How many times a day do you say, "I'm sorry" or "thank you?"
To whom do you say it most often? And what triggers it?
If you counted, you would certainly learn something about yourself. You might even change something.
That is a tiny example of using data, your own personal data, to become more human.
And that is one of the many things I learned from my recent podcast interview with HOW Design Live Keynote speaker, Giorgia Lupi, an award winning information designer, artist and author.
I’m especially interested in Giorgia’s work because too many creative professionals say they aren’t "good with numbers." Sometimes I get the feeling they’re afraid of data.
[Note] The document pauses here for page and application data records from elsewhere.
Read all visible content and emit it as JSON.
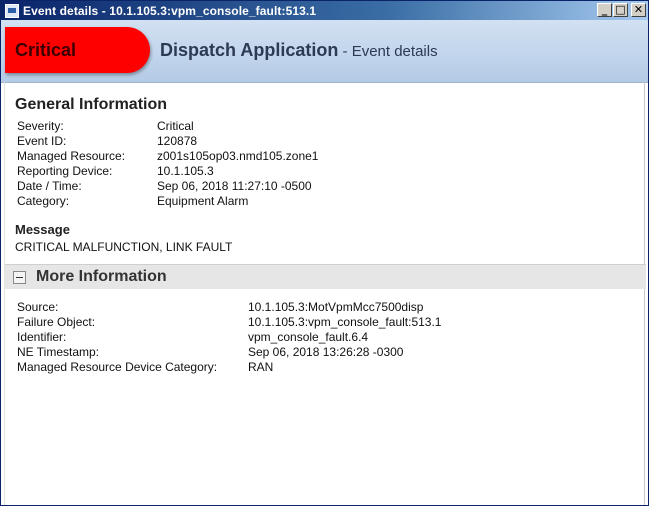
{
  "window": {
    "title": "Event details - 10.1.105.3:vpm_console_fault:513.1",
    "app_icon": "window-app-icon",
    "controls": {
      "minimize": "_",
      "maximize": "□",
      "close": "✕"
    }
  },
  "header": {
    "severity": "Critical",
    "severity_color": "#ff0000",
    "title": "Dispatch Application",
    "subtitle": " - Event details"
  },
  "general": {
    "title": "General Information",
    "rows": [
      {
        "label": "Severity:",
        "value": "Critical"
      },
      {
        "label": "Event ID:",
        "value": "120878"
      },
      {
        "label": "Managed Resource:",
        "value": "z001s105op03.nmd105.zone1"
      },
      {
        "label": "Reporting Device:",
        "value": "10.1.105.3"
      },
      {
        "label": "Date / Time:",
        "value": "Sep 06, 2018 11:27:10 -0500"
      },
      {
        "label": "Category:",
        "value": "Equipment Alarm"
      }
    ]
  },
  "message": {
    "title": "Message",
    "text": "CRITICAL MALFUNCTION, LINK FAULT"
  },
  "more": {
    "title": "More Information",
    "rows": [
      {
        "label": "Source:",
        "value": "10.1.105.3:MotVpmMcc7500disp"
      },
      {
        "label": "Failure Object:",
        "value": "10.1.105.3:vpm_console_fault:513.1"
      },
      {
        "label": "Identifier:",
        "value": "vpm_console_fault.6.4"
      },
      {
        "label": "NE Timestamp:",
        "value": "Sep 06, 2018 13:26:28 -0300"
      },
      {
        "label": "Managed Resource Device Category:",
        "value": "RAN"
      }
    ]
  }
}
Mathematician, Eugenia Cheng, calls this "Math phobia" and through her work, including as Scientist In Residence at the School of the Art Institute of Chicago and math columnist at the Wall Street Journal, her aim is to rid the world of “math phobia.”
I love the way, in this very funny BBC interview, Cheng proclaims:
Just because math lessons aren't necessarily creative, a lot of people got the idea that math isn't. But it is! All of science is -- you have to think creatively to get your head around problems and to think of new ways to look at situations.
I love language too and since I interviewed Giorgia, I’ve been thinking of data as a new language, kind of like emojis seem to be a new language (although I don’t love them, yet). (Debbie Millman talked about emojis in her recent interview with Steven Pinker, Canadian-American cognitive psychologist, linguist, and popular science author of the new book, Enlightenment Now: The Case for Reason, Science, Humanism and Progress, among many others.)
Data is the future and it seems to me that if we don’t all find a way to get comfortable with it and to show our clients that we understand how to use data for them….well, dinosaurs come to mind.
Won't you join me at HOW Design Live in Boston, April 30-May 3 to learn a little bit so we don't become obsolete?